|Photos||Video & Audio||Blogs||Statistics||Archive||Shop||Mobile|
Jon Culley at New Road
April 27, 2012
Worcestershire 72 for 6 (Adams 4-23) trail Nottinghamshire 243 by 171 runs
Report : Nash proves a point for Kent
Report : Trescothick setback casts cloud over Somerset
Report : Trott grinds Sussex into the sea
Players/Officials: Andre Adams
Worcestershire may hope that the cataclysmic weather forecast for Sunday arrives early after sliding to 72 for 6 in the 27 and a half overs possible on day two here. They need another 22 to avoid the follow-on and Nottinghamshire are already into a long tail.
What's more, they are up against a bowler who presents as difficult an opponent as they will face in county cricket and who appears to improve as he gets older.
Andre Adams will be 37 in July yet his last two seasons with Nottinghamshire have been the most productive of his career. He took 68 first-class wickets in 2010 and another 67 last summer. He has 17 in three matches so far this season and it appears to be no coincidence that, after winning their opening two matches, Nottinghamshire were never in the contest against Somerset last week, when Adams was missing with flu.
After a 2.40pm start here - a triumph for the groundstaff after a night and morning of heavy rain - it was Adams who did most of the damage as Worcestershire's attempt to construct a competitive response to Nottinghamshire's 243 rapidly unravelled.
Entering the attack at first change in the 12th over with Worcestershire 19 without loss, he conceded his only boundary with his first ball as Michael Klinger cut him past point and thereafter gave away almost nothing.
Deceptively quick at times off a relatively short run, he gets through his overs at a brisk pace designed not only to save his own energy but to keep batsmen on their toes. Every delivery, moreover, seems to ask a fresh question.
He took his revenge on Klinger with the fourth ball of his fourth over as Klinger, pushing forward, edged to Samit Patel at second slip, and from the first delivery of his eighth over managed to obtain three lbw verdicts in the space of 20 deliveries from umpire Michael Gough, as Daryl Mitchell, Alexei Kervezee and Moeen Ali paid the price for failing to get forward enough against a ball tending to keep low.
The luckless Kervezee, who went second ball, has been out without scoring in three of his last four innings, including twice, embarrassingly, against Oxford MCCU.
It is never healthy to rely too heavily on one player but that Nottinghamshire are pleased that Adams is proving such a consistent servant goes without saying.
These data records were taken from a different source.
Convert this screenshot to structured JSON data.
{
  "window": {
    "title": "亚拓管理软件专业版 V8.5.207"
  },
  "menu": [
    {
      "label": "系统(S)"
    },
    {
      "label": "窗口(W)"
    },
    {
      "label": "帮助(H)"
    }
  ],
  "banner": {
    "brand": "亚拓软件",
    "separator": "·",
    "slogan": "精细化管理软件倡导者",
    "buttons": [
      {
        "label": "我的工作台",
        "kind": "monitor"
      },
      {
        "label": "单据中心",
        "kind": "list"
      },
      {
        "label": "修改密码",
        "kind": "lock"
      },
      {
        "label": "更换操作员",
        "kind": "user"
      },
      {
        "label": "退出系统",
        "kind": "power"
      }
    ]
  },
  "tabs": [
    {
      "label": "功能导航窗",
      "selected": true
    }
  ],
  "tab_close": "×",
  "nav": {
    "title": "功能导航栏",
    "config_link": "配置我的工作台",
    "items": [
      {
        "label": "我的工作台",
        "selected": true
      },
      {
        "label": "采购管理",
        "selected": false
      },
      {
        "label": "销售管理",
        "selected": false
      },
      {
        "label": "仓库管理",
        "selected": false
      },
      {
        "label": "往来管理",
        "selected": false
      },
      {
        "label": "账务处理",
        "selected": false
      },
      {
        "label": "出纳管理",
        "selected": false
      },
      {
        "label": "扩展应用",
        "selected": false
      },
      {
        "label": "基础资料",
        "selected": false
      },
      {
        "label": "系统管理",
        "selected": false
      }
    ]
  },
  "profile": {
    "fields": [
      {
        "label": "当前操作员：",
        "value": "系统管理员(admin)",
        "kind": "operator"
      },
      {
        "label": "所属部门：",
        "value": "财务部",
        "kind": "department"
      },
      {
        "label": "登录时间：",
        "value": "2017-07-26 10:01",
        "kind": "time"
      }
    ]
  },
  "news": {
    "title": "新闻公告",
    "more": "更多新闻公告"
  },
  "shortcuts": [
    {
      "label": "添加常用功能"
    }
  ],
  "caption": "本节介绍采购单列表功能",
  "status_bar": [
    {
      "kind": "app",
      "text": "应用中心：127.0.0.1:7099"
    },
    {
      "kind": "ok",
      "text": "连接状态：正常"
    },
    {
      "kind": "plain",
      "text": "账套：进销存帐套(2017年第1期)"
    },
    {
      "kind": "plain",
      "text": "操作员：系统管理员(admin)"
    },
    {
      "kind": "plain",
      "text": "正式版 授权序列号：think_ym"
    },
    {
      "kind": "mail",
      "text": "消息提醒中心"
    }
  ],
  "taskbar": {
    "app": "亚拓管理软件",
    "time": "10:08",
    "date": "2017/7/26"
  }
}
His contract at Trent Bridge takes him through to the end of next season and his commitment to the county is reflected in a deliberately limited workload over the winter.
Between the end of last season and the beginning of this, for example, he played in only eight matches, six of them Twenty20s, in Bangladesh and New Zealand. Not that it was an unsuccessful winter: he was a member of the Auckland Aces side that won the HRV Cup in his home country, taking three wickets in the final against Canterbury.
His four wickets here were supplemented by one each for Ben Phillips and for Harry Gurney -- two more lbws. Gurney, the quick left-armer, trapped Ben Scott with an inswinger to claim his first Championship wicket since moving from Leicestershire during the close season.
© ESPN Sports Media Ltd.
Plays of the Day from the Champions League T20 match between Chennai Super Kings and Perth Scorchers, in Bangalore
Plays of the day from the CLT20 match between Dolphins and Lahore Lions in Bangalore
Plays of the day from Lahore Lions' last league match against Perth Scorchers
West Indies' ODI squad for India is surprisingly light on spin, but the tour is an opportunity for Samuels and Russell to make strong comebacks
Though derided and sometimes ridiculed, county cricket still holds the key for the future of the game in England and if all involved believed in it just a little more, it could produce an even greater harvest
Amol Muzumdar, who has announced his retirement from first-class cricket, reflects on his career, missing out on Test cricket, and more